◆ Work task
If a line below contains the string "transducer", return that line.
--- --- ---
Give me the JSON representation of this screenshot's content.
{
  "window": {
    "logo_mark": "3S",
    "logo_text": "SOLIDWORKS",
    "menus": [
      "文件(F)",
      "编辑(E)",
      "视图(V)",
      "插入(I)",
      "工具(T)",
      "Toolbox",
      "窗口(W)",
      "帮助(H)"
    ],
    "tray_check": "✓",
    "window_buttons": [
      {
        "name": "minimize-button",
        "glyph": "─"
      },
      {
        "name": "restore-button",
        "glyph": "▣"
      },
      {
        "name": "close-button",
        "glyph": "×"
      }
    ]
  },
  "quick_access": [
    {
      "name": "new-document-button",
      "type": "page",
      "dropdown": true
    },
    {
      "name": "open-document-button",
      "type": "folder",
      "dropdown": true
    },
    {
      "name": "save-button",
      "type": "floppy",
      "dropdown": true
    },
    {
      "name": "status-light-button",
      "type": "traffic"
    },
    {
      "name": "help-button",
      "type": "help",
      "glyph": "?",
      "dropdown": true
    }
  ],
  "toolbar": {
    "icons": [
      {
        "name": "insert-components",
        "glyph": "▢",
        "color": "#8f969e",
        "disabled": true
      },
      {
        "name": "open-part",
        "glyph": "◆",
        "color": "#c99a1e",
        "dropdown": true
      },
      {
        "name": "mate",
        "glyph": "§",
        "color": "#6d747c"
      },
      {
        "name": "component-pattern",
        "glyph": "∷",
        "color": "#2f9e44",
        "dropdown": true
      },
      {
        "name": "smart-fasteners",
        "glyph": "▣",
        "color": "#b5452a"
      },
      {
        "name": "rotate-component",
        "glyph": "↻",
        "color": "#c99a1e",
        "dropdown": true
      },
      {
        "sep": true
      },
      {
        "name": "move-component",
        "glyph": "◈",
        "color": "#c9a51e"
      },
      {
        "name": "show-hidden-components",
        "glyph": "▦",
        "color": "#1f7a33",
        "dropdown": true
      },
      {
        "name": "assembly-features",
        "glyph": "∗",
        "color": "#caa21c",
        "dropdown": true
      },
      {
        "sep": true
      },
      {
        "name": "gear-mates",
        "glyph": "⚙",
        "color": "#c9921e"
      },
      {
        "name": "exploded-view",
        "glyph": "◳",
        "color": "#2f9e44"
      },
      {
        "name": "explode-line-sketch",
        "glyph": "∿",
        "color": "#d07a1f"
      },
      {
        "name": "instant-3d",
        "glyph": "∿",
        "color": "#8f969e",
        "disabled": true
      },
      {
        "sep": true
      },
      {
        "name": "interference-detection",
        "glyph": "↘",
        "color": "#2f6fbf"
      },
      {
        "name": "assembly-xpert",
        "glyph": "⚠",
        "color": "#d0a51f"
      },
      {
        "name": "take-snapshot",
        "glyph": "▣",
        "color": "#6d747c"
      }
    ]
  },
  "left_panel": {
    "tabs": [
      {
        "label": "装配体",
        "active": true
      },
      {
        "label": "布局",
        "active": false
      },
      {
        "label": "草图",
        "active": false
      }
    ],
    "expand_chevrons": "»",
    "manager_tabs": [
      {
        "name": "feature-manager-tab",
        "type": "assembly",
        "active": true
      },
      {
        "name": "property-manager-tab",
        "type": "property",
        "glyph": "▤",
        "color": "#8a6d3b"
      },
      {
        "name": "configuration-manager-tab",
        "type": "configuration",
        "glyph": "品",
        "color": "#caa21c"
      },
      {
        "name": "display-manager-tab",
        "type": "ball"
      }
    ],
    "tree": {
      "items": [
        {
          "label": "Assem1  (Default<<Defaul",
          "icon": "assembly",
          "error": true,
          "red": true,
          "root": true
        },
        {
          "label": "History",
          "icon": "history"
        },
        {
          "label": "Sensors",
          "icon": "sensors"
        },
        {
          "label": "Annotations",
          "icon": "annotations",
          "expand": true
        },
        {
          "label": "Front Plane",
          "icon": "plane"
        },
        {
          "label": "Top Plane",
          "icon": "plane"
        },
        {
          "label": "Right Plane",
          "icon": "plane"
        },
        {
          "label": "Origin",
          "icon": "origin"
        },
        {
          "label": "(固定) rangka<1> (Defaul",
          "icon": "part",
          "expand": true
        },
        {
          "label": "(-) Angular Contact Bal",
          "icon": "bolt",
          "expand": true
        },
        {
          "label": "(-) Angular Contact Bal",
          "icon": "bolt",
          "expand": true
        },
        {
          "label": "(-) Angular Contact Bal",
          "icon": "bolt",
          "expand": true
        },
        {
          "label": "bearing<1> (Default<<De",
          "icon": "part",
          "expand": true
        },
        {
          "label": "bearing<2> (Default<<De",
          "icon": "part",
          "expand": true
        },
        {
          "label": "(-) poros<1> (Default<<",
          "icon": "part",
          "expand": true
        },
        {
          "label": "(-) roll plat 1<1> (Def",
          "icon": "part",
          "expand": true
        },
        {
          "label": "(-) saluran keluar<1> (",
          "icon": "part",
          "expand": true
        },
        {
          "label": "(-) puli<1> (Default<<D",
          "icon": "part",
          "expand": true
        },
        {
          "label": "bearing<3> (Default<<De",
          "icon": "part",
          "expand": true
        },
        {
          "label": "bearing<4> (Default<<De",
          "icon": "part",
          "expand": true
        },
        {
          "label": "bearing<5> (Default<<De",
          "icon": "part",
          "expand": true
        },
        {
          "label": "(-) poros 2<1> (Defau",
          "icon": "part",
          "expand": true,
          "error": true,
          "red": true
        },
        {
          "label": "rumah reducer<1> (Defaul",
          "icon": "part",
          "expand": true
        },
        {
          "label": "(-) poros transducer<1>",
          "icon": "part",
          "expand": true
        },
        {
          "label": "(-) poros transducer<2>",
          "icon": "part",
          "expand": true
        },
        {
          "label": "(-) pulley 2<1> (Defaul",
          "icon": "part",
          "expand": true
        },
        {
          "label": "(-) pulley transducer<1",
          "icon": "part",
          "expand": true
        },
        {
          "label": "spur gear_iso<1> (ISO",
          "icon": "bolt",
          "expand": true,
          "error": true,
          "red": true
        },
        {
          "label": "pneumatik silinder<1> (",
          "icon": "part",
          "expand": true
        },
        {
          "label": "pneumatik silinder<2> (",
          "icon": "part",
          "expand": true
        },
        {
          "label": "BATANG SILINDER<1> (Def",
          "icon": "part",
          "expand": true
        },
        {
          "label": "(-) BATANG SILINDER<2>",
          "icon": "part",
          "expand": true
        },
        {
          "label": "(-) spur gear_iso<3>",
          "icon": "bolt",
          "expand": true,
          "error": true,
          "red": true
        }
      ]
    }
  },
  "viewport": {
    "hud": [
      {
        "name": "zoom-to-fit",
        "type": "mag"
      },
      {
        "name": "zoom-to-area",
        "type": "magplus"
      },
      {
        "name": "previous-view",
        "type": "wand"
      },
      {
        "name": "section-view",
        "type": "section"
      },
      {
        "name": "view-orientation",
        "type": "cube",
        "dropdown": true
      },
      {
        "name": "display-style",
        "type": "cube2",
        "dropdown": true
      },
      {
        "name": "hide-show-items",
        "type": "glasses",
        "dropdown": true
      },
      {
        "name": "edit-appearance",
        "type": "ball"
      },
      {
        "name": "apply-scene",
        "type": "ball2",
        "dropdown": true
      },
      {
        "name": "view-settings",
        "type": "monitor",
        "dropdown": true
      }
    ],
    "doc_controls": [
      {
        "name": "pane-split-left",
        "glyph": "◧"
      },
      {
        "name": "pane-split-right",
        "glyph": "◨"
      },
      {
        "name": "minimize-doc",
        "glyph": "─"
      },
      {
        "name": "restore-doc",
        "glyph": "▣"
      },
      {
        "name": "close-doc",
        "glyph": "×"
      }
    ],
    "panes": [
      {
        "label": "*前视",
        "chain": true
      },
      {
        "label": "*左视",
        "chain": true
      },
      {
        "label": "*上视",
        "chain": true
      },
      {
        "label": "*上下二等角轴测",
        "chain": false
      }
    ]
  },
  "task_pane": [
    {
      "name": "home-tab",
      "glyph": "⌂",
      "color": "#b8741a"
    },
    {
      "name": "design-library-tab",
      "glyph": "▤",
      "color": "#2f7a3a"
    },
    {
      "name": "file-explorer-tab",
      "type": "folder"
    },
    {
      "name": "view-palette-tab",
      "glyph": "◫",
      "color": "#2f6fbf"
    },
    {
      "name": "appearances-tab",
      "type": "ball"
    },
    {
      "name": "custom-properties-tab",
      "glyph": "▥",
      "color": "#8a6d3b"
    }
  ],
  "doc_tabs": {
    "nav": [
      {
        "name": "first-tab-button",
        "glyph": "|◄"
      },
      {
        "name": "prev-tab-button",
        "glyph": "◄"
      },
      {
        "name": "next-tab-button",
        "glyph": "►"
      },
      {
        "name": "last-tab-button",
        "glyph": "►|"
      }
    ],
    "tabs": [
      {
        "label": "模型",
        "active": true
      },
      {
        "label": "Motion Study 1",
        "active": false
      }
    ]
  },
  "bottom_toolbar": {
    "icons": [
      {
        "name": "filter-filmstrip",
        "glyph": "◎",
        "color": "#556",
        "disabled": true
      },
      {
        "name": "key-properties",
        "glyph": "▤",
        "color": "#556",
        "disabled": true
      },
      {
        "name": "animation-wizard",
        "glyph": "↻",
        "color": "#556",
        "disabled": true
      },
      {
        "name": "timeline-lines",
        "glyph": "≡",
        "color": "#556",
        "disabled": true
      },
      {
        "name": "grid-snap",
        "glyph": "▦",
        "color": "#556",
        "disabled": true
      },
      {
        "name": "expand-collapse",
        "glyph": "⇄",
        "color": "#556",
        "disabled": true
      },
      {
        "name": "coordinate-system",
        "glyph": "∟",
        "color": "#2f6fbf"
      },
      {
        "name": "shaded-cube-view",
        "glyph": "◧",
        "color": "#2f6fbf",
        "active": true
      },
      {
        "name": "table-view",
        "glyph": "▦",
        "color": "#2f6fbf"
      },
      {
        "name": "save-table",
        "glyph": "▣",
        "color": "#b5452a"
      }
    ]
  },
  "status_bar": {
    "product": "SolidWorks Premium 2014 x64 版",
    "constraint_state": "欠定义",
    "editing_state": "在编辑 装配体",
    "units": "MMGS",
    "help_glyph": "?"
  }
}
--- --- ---
◆ Written reply
          "label": "(-) poros transducer<1>",
          "label": "(-) poros transducer<2>",
          "label": "(-) pulley transducer<1",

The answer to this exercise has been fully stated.